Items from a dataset
______

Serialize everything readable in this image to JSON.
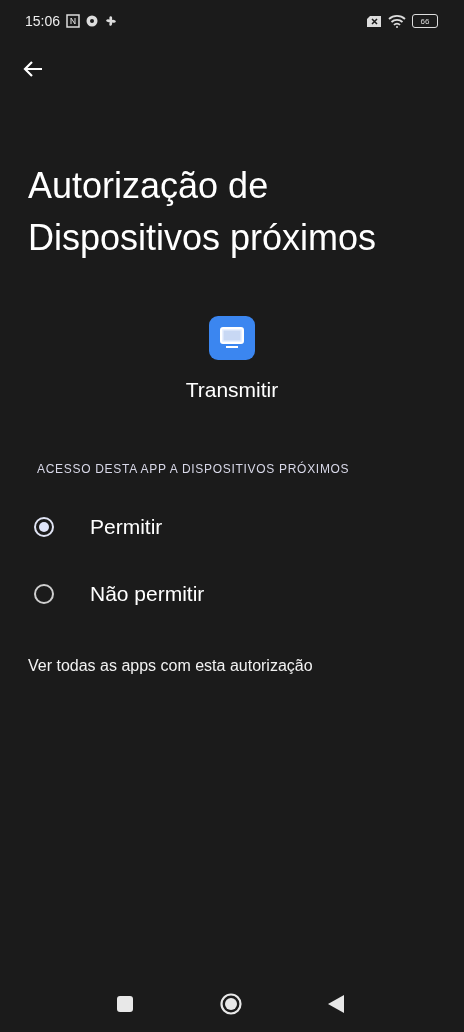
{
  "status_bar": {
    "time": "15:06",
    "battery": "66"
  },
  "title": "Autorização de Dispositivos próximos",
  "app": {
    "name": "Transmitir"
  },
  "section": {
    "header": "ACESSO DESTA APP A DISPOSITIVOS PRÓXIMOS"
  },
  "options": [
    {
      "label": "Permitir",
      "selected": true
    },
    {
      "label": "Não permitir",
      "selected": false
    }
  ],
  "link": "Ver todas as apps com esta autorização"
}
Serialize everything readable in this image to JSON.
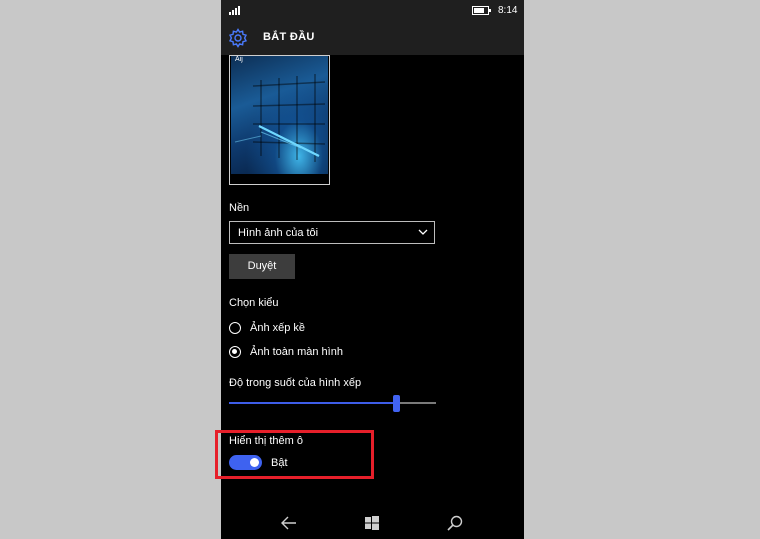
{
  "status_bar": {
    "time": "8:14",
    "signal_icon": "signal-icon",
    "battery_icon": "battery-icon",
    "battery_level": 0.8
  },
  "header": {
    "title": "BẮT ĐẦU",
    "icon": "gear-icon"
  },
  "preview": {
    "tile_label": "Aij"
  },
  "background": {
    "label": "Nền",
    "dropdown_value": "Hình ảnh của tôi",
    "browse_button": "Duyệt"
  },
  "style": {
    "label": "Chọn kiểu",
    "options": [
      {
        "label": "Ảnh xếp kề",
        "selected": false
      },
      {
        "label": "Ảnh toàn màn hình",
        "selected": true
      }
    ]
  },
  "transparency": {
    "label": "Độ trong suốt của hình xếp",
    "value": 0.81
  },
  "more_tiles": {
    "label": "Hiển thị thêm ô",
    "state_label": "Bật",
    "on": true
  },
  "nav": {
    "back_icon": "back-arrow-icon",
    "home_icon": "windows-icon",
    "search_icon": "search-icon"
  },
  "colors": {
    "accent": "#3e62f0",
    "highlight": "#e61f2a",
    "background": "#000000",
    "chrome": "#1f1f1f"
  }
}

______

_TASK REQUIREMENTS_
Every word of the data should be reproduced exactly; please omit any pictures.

_WRITTEN SOLUTION_
Serialize everything readable in this image to JSON.
{
  "status_bar": {
    "time": "15:06",
    "battery": "66"
  },
  "title": "Autorização de Dispositivos próximos",
  "app": {
    "name": "Transmitir"
  },
  "section": {
    "header": "ACESSO DESTA APP A DISPOSITIVOS PRÓXIMOS"
  },
  "options": [
    {
      "label": "Permitir",
      "selected": true
    },
    {
      "label": "Não permitir",
      "selected": false
    }
  ],
  "link": "Ver todas as apps com esta autorização"
}
Serialize everything readable in this image to JSON.
{
  "status_bar": {
    "time": "8:14",
    "signal_icon": "signal-icon",
    "battery_icon": "battery-icon",
    "battery_level": 0.8
  },
  "header": {
    "title": "BẮT ĐẦU",
    "icon": "gear-icon"
  },
  "preview": {
    "tile_label": "Aij"
  },
  "background": {
    "label": "Nền",
    "dropdown_value": "Hình ảnh của tôi",
    "browse_button": "Duyệt"
  },
  "style": {
    "label": "Chọn kiểu",
    "options": [
      {
        "label": "Ảnh xếp kề",
        "selected": false
      },
      {
        "label": "Ảnh toàn màn hình",
        "selected": true
      }
    ]
  },
  "transparency": {
    "label": "Độ trong suốt của hình xếp",
    "value": 0.81
  },
  "more_tiles": {
    "label": "Hiển thị thêm ô",
    "state_label": "Bật",
    "on": true
  },
  "nav": {
    "back_icon": "back-arrow-icon",
    "home_icon": "windows-icon",
    "search_icon": "search-icon"
  },
  "colors": {
    "accent": "#3e62f0",
    "highlight": "#e61f2a",
    "background": "#000000",
    "chrome": "#1f1f1f"
  }
}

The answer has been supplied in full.